======== Listed entries ========

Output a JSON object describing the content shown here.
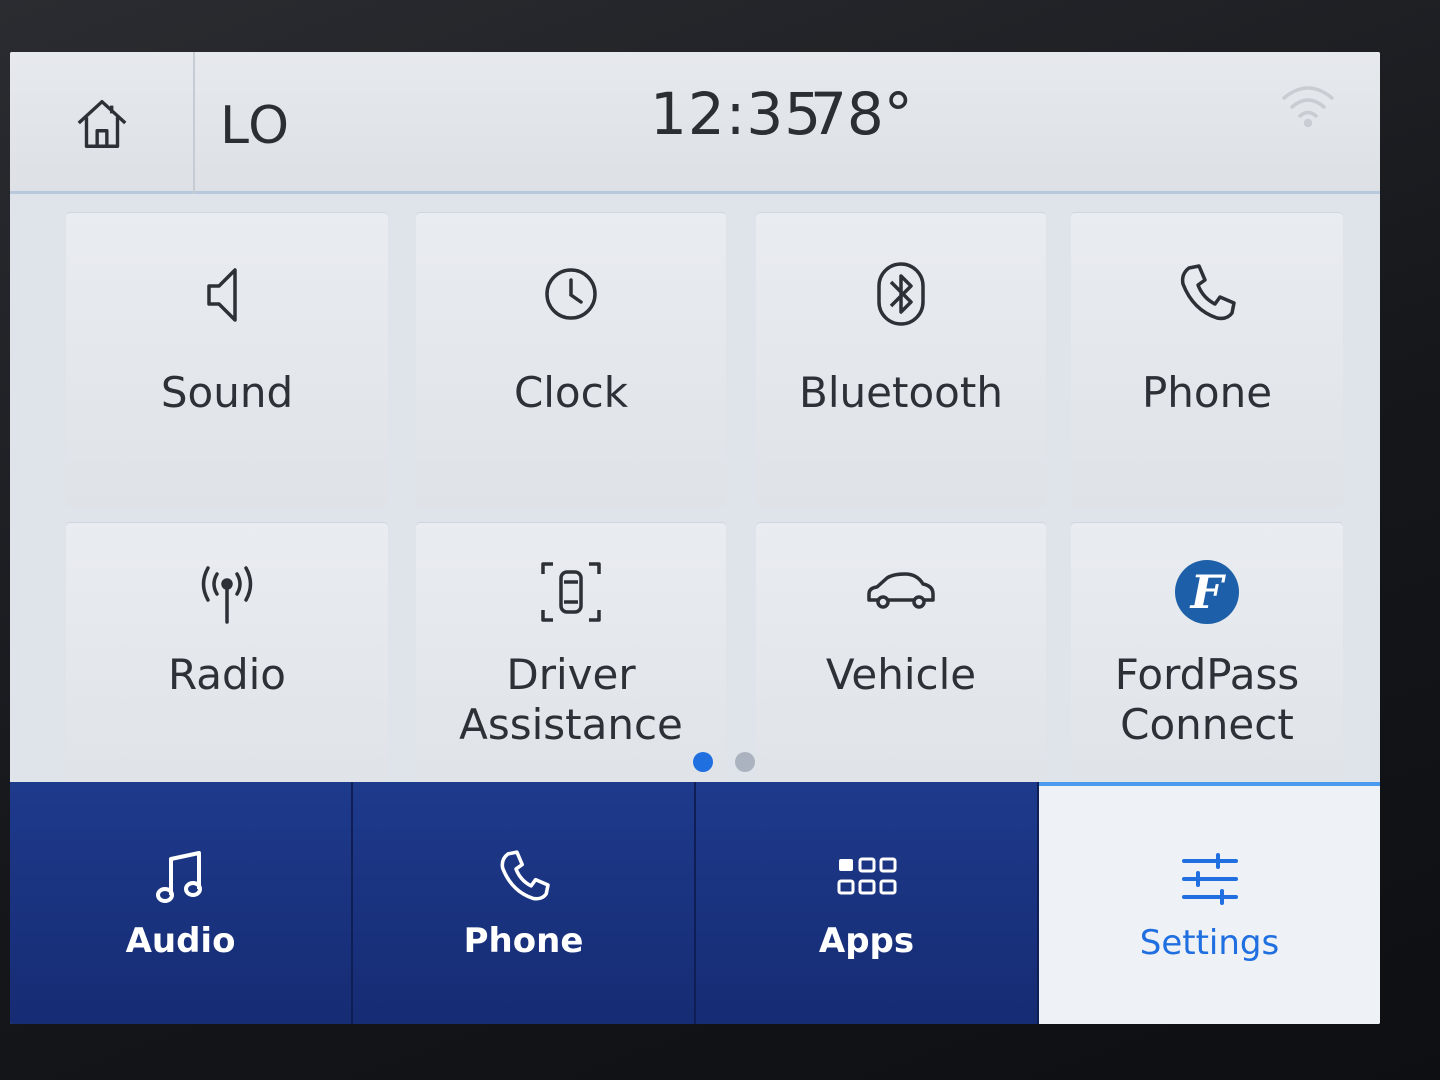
{
  "status": {
    "climate": "LO",
    "time": "12:35",
    "temperature": "78°"
  },
  "tiles": [
    {
      "label": "Sound",
      "icon": "speaker-icon"
    },
    {
      "label": "Clock",
      "icon": "clock-icon"
    },
    {
      "label": "Bluetooth",
      "icon": "bluetooth-icon"
    },
    {
      "label": "Phone",
      "icon": "phone-icon"
    },
    {
      "label": "Radio",
      "icon": "radio-antenna-icon"
    },
    {
      "label": "Driver Assistance",
      "icon": "driver-assist-icon"
    },
    {
      "label": "Vehicle",
      "icon": "car-icon"
    },
    {
      "label": "FordPass Connect",
      "icon": "fordpass-logo-icon"
    }
  ],
  "pages": {
    "current": 1,
    "total": 2
  },
  "nav": [
    {
      "label": "Audio",
      "icon": "music-note-icon"
    },
    {
      "label": "Phone",
      "icon": "phone-icon"
    },
    {
      "label": "Apps",
      "icon": "apps-grid-icon"
    },
    {
      "label": "Settings",
      "icon": "settings-sliders-icon"
    }
  ],
  "colors": {
    "accent": "#1f6fe0",
    "navbar": "#1e3a8c",
    "background": "#dfe4ea"
  }
}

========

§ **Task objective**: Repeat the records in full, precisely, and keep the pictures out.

§ **Solution to the exercise**:
Output a JSON object describing the content shown here.
{
  "status": {
    "climate": "LO",
    "time": "12:35",
    "temperature": "78°"
  },
  "tiles": [
    {
      "label": "Sound",
      "icon": "speaker-icon"
    },
    {
      "label": "Clock",
      "icon": "clock-icon"
    },
    {
      "label": "Bluetooth",
      "icon": "bluetooth-icon"
    },
    {
      "label": "Phone",
      "icon": "phone-icon"
    },
    {
      "label": "Radio",
      "icon": "radio-antenna-icon"
    },
    {
      "label": "Driver Assistance",
      "icon": "driver-assist-icon"
    },
    {
      "label": "Vehicle",
      "icon": "car-icon"
    },
    {
      "label": "FordPass Connect",
      "icon": "fordpass-logo-icon"
    }
  ],
  "pages": {
    "current": 1,
    "total": 2
  },
  "nav": [
    {
      "label": "Audio",
      "icon": "music-note-icon"
    },
    {
      "label": "Phone",
      "icon": "phone-icon"
    },
    {
      "label": "Apps",
      "icon": "apps-grid-icon"
    },
    {
      "label": "Settings",
      "icon": "settings-sliders-icon"
    }
  ],
  "colors": {
    "accent": "#1f6fe0",
    "navbar": "#1e3a8c",
    "background": "#dfe4ea"
  }
}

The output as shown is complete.